The curriculum focuses on sustainable manufacturing, energy efficiency, water conservation, reuse and recycling, designing for the environment and how different pollutants affect the environment.
By . IW Staff
To help pave the way for those with specialized manufacturing skills looking to add sustainability to their body of knowledge, The Society of Manufacturing Engineers (SME) is collaborating with Purdue University's Technical Assistance Program to develop the Green Manufacturing Specialist Certificate.
The Purdue TAP curriculum focuses on such topics as sustainable manufacturing, energy efficiency, water conservation, reuse and recycling, designing for the environment and how different pollutants affect the environment.
"There's a perception that green jobs will only be about those in renewable energy like the solar panel installer or the wind turbine technician, but there are also green manufacturing jobs to consider,â€ Kris Nasiatka, manager, certification, at the Society of Manufacturing Engineers explained. "There's the existing manufacturing job in the aerospace industry where a worker with skills in composites can almost seamlessly transfer to making wind turbines. Then there are manufacturing jobs that would be enhanced by green knowledge. These types of jobs are ultimately good news for a former auto machinist, welder or fabricator with in-demand skills, but who may need additional training to meet requirements for green manufacturing jobs."
The program came together as part of a U.S. Department of Labor funded program in North Central Indiana. While there are other green programs available, Ethan Rogers, manager energy efficiency services, Purdue University TAP said "no other program offers validation that a student has a comprehensive understanding of the many topics that comprise sustainable manufacturing. This is valuable to potential employers and by extension to students."
This partnership includes SME developing an accompanying exam or outcome-based assessment, which will be tested by participants in the Purdue TAP green work force training program. Upon successful testing in Indiana, SME will offer the exam nationwide.

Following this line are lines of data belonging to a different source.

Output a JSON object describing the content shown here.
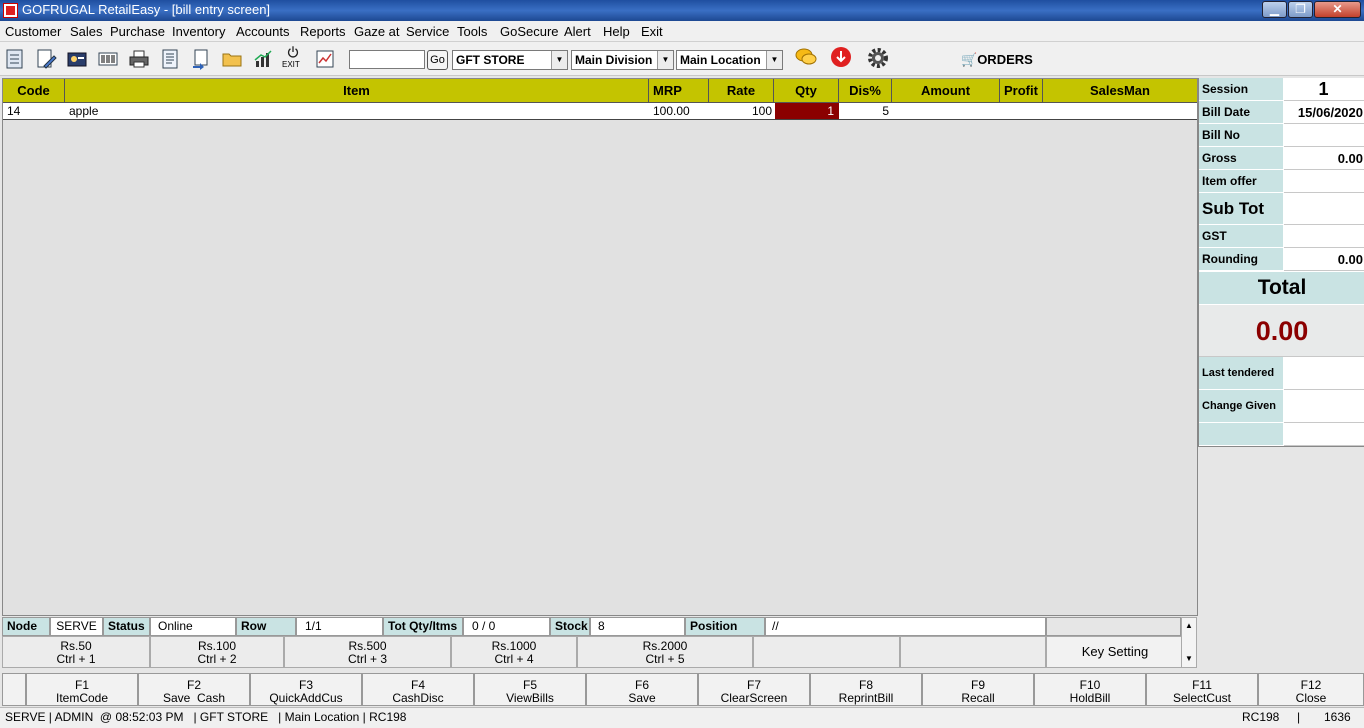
{
  "window": {
    "title": "GOFRUGAL RetailEasy - [bill entry screen]",
    "min_label": "▁",
    "max_label": "❐",
    "close_label": "✕"
  },
  "menu": [
    "Customer",
    "Sales",
    "Purchase",
    "Inventory",
    "Accounts",
    "Reports",
    "Gaze at",
    "Service",
    "Tools",
    "GoSecure",
    "Alert",
    "Help",
    "Exit"
  ],
  "toolbar": {
    "exit_label": "EXIT",
    "search_value": "",
    "go_label": "Go",
    "store": "GFT STORE",
    "division": "Main Division",
    "location": "Main Location",
    "orders_label": "ORDERS"
  },
  "grid": {
    "columns": [
      "Code",
      "Item",
      "MRP",
      "Rate",
      "Qty",
      "Dis%",
      "Amount",
      "Profit",
      "SalesMan"
    ],
    "rows": [
      {
        "code": "14",
        "item": "apple",
        "mrp": "100.00",
        "rate": "100",
        "qty": "1",
        "dis": "5",
        "amount": "",
        "profit": "",
        "salesman": ""
      }
    ]
  },
  "status_strip": {
    "node_label": "Node",
    "node_value": "SERVE",
    "status_label": "Status",
    "status_value": "Online",
    "row_label": "Row",
    "row_value": "1/1",
    "totqty_label": "Tot Qty/Itms",
    "totqty_value": "0 / 0",
    "stock_label": "Stock",
    "stock_value": "8",
    "position_label": "Position",
    "position_value": "//"
  },
  "denominations": [
    {
      "amount": "Rs.50",
      "shortcut": "Ctrl + 1"
    },
    {
      "amount": "Rs.100",
      "shortcut": "Ctrl + 2"
    },
    {
      "amount": "Rs.500",
      "shortcut": "Ctrl + 3"
    },
    {
      "amount": "Rs.1000",
      "shortcut": "Ctrl + 4"
    },
    {
      "amount": "Rs.2000",
      "shortcut": "Ctrl + 5"
    }
  ],
  "key_setting_label": "Key Setting",
  "summary": {
    "session_label": "Session",
    "session_value": "1",
    "bill_date_label": "Bill Date",
    "bill_date_value": "15/06/2020",
    "bill_no_label": "Bill No",
    "bill_no_value": "",
    "gross_label": "Gross",
    "gross_value": "0.00",
    "item_offer_label": "Item offer",
    "item_offer_value": "",
    "sub_tot_label": "Sub Tot",
    "sub_tot_value": "",
    "gst_label": "GST",
    "gst_value": "",
    "rounding_label": "Rounding",
    "rounding_value": "0.00",
    "total_label": "Total",
    "total_value": "0.00",
    "last_tendered_label": "Last tendered",
    "last_tendered_value": "",
    "change_given_label": "Change Given",
    "change_given_value": ""
  },
  "function_keys": [
    {
      "key": "F1",
      "label": "ItemCode"
    },
    {
      "key": "F2",
      "label": "Save  Cash"
    },
    {
      "key": "F3",
      "label": "QuickAddCus"
    },
    {
      "key": "F4",
      "label": "CashDisc"
    },
    {
      "key": "F5",
      "label": "ViewBills"
    },
    {
      "key": "F6",
      "label": "Save"
    },
    {
      "key": "F7",
      "label": "ClearScreen"
    },
    {
      "key": "F8",
      "label": "ReprintBill"
    },
    {
      "key": "F9",
      "label": "Recall"
    },
    {
      "key": "F10",
      "label": "HoldBill"
    },
    {
      "key": "F11",
      "label": "SelectCust"
    },
    {
      "key": "F12",
      "label": "Close"
    }
  ],
  "statusbar": {
    "left": "SERVE | ADMIN  @ 08:52:03 PM   | GFT STORE   | Main Location | RC198",
    "right_code": "RC198",
    "right_sep": "|",
    "right_num": "1636"
  },
  "colors": {
    "grid_header": "#c4c400",
    "qty_cell": "#8b0000",
    "label_bg": "#c9e3e3",
    "total_text": "#8b0000",
    "titlebar": "#1f4fa0"
  }
}
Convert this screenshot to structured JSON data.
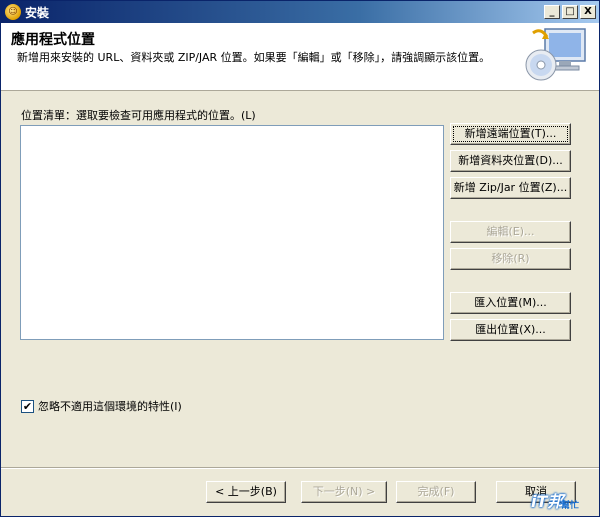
{
  "window": {
    "title": "安裝",
    "controls": [
      "_",
      "□",
      "X"
    ]
  },
  "header": {
    "title": "應用程式位置",
    "description": "新增用來安裝的 URL、資料夾或 ZIP/JAR 位置。如果要「編輯」或「移除」，請強調顯示該位置。"
  },
  "list": {
    "label": "位置清單：選取要檢查可用應用程式的位置。(L)",
    "items": []
  },
  "side_buttons": {
    "add_remote": "新增遠端位置(T)...",
    "add_folder": "新增資料夾位置(D)...",
    "add_zip": "新增 Zip/Jar 位置(Z)...",
    "edit": "編輯(E)...",
    "remove": "移除(R)",
    "import": "匯入位置(M)...",
    "export": "匯出位置(X)..."
  },
  "checkbox": {
    "label": "忽略不適用這個環境的特性(I)",
    "checked": true
  },
  "footer_buttons": {
    "back": "< 上一步(B)",
    "next": "下一步(N) >",
    "finish": "完成(F)",
    "cancel": "取消"
  },
  "watermark": {
    "text": "iT邦",
    "sub": "幫忙"
  }
}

As far as interest and enrollment in the program, Rogers said it has already attracted a number of students and he expects enrollment to grow to "a couple hundred people sitting for SME's certificate exam" by as early as 2010.
For more information, visit www.mep.purdue.edu